• YOUR ASSIGNMENT: Filter these records by the string "screenshot", copying each line that holds it.

**********

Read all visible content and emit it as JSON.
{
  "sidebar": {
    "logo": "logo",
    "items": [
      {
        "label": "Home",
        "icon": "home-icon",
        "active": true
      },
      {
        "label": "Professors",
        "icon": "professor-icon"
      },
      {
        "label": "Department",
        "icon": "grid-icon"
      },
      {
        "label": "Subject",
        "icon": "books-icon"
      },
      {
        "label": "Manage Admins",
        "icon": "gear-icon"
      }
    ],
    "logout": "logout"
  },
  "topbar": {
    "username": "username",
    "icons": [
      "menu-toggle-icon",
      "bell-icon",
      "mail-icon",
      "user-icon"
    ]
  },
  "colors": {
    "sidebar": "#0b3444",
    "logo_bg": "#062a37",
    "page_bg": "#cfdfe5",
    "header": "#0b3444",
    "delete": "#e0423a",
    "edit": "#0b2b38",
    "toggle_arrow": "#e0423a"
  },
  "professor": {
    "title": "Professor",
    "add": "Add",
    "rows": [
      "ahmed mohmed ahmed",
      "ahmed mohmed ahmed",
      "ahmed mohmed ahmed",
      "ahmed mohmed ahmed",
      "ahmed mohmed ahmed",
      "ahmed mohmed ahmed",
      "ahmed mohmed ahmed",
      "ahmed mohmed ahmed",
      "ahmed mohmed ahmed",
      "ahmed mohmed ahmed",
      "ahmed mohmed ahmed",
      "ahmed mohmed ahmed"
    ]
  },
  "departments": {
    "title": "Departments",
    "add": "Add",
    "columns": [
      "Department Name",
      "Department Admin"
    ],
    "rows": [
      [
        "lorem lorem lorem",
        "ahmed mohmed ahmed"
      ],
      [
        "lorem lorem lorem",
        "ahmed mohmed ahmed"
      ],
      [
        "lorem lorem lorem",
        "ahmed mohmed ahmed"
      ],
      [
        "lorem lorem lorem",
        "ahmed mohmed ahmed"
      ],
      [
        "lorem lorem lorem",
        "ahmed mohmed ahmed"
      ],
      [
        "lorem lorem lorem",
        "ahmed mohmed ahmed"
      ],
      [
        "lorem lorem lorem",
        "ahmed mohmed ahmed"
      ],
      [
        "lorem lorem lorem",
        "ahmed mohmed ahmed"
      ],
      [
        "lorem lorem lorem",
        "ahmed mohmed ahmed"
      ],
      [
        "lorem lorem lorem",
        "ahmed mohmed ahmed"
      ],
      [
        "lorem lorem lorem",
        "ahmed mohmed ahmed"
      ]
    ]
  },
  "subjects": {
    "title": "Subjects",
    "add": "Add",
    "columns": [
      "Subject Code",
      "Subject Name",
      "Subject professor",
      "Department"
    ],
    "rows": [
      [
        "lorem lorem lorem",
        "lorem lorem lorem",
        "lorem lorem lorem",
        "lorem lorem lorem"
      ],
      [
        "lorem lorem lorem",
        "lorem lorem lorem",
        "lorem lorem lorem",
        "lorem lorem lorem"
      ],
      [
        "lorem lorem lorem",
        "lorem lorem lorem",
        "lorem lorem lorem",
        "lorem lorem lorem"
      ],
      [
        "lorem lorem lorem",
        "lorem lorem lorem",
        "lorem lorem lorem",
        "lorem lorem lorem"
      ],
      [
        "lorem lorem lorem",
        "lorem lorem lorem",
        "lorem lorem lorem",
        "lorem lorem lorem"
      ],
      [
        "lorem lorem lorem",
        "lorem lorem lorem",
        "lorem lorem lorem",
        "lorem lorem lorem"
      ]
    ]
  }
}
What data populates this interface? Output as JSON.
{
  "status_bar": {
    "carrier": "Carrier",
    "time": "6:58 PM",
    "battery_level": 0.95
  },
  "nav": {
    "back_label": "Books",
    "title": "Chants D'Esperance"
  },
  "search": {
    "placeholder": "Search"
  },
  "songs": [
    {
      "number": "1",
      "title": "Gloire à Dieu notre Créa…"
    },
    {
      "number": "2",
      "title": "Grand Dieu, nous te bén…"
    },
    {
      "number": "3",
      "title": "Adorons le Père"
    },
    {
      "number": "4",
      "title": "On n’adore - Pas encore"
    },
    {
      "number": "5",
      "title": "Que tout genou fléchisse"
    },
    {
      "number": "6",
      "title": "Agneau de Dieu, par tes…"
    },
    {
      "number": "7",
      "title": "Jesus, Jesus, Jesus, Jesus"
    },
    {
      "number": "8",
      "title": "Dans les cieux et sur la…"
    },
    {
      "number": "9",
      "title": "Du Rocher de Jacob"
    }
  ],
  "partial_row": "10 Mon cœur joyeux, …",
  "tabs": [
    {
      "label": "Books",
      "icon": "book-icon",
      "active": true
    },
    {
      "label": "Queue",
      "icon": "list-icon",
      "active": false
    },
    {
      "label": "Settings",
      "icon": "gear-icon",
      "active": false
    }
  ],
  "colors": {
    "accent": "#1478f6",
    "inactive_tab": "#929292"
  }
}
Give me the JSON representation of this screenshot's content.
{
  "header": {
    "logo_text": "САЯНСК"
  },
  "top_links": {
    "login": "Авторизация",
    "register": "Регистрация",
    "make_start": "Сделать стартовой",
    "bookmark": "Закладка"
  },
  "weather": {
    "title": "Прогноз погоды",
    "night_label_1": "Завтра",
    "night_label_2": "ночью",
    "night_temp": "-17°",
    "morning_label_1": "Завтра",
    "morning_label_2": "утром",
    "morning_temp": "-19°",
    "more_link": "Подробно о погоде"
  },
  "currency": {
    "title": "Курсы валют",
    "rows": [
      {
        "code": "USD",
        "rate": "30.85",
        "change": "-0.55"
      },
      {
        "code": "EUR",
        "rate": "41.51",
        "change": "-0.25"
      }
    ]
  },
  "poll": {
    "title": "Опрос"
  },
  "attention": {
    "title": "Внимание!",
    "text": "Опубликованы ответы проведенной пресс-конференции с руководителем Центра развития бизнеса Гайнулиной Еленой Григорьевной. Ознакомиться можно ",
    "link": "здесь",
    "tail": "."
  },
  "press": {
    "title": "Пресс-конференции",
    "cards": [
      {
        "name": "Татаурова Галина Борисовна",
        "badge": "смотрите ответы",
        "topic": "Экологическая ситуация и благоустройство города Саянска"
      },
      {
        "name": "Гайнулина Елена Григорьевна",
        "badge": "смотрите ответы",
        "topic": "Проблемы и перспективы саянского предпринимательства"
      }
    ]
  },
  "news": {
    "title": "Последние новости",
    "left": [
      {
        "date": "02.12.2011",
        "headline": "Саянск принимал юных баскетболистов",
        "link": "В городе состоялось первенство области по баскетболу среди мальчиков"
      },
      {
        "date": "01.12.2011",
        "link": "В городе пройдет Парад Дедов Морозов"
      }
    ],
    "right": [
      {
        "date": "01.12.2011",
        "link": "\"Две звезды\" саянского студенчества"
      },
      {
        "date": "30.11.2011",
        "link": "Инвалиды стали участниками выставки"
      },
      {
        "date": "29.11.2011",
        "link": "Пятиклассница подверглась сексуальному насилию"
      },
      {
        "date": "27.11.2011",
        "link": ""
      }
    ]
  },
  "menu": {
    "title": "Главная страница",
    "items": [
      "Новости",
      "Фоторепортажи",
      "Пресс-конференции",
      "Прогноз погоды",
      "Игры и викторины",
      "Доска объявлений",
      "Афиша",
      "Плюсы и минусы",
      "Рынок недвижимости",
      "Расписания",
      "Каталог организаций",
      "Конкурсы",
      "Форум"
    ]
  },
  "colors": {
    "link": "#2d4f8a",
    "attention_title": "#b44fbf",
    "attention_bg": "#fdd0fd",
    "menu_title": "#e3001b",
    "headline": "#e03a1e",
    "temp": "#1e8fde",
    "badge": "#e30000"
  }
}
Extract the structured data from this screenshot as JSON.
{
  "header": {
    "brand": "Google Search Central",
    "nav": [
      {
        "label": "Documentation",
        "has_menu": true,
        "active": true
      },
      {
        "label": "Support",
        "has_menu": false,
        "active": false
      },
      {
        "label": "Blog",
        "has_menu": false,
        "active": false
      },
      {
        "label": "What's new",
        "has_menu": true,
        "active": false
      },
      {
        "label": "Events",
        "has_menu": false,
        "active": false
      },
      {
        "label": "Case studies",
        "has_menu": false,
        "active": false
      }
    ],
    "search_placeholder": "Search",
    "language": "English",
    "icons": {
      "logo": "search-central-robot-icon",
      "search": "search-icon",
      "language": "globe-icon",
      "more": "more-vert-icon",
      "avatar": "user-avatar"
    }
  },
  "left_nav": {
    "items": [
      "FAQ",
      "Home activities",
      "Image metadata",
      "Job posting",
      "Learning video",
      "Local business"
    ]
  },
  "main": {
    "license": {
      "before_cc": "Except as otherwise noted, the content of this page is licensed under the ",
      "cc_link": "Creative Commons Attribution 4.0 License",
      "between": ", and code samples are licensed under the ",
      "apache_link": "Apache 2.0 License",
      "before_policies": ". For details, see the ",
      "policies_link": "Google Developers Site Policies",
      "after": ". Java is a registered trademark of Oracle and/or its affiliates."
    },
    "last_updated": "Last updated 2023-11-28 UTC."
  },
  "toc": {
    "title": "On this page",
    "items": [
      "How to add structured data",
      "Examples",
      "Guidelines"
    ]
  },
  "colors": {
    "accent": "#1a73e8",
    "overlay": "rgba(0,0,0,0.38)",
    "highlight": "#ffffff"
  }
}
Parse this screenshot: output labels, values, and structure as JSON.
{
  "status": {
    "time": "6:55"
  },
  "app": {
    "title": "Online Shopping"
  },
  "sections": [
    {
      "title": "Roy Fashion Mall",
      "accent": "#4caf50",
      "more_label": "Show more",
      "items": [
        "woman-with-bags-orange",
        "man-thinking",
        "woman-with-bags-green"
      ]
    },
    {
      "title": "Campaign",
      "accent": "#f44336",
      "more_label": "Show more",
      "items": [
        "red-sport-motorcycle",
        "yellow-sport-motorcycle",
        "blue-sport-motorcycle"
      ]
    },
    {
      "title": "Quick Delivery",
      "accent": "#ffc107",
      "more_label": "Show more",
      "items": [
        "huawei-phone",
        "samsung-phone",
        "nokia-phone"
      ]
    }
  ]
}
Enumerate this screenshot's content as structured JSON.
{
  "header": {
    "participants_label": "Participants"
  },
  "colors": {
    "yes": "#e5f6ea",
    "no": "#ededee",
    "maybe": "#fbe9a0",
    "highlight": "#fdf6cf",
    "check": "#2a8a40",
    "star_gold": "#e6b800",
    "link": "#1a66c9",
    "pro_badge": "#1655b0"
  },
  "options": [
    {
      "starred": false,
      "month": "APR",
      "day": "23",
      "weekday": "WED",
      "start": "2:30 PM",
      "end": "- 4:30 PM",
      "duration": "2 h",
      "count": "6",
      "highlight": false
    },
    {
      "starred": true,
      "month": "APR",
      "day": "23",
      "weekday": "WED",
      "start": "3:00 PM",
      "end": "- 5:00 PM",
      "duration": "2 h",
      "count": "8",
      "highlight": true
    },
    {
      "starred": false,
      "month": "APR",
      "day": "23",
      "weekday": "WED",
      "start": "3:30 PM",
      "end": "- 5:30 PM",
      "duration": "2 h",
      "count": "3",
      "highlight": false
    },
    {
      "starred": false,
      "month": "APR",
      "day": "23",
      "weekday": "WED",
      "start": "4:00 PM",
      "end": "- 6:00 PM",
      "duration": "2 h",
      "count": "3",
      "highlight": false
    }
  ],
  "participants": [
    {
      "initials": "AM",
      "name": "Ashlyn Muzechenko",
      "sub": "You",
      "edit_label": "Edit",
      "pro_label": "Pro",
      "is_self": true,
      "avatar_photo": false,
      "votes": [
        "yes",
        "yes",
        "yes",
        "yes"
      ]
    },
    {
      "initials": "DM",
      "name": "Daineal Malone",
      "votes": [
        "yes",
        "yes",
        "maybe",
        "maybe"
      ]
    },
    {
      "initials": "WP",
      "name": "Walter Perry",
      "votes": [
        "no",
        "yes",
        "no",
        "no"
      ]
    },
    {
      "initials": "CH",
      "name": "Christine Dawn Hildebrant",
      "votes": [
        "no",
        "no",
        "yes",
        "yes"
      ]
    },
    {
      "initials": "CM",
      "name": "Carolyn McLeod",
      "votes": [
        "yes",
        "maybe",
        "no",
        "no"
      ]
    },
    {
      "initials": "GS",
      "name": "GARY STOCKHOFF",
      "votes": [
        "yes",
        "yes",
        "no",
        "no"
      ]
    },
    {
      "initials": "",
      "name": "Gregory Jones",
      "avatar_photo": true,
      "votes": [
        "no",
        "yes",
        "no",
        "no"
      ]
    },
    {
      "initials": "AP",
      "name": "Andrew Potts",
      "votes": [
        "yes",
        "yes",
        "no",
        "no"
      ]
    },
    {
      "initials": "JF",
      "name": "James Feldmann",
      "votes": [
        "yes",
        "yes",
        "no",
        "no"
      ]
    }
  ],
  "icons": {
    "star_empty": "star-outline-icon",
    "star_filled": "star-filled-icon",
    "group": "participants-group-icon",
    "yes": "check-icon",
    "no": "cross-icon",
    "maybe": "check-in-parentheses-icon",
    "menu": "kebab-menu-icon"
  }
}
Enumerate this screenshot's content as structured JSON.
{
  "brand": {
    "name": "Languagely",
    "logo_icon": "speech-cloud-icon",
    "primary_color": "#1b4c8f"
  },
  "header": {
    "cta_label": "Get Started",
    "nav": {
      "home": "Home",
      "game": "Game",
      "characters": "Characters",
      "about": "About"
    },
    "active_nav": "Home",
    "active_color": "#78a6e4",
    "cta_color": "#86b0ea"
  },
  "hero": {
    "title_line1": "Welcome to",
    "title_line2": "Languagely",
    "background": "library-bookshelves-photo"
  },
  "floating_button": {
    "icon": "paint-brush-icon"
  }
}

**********

• ANSWER:
Give me the JSON representation of this screenshot's content.
Extract the structured data from this screenshot as JSON.
Parse this screenshot: output labels, values, and structure as JSON.
Enumerate this screenshot's content as structured JSON.
Enumerate this screenshot's content as structured JSON.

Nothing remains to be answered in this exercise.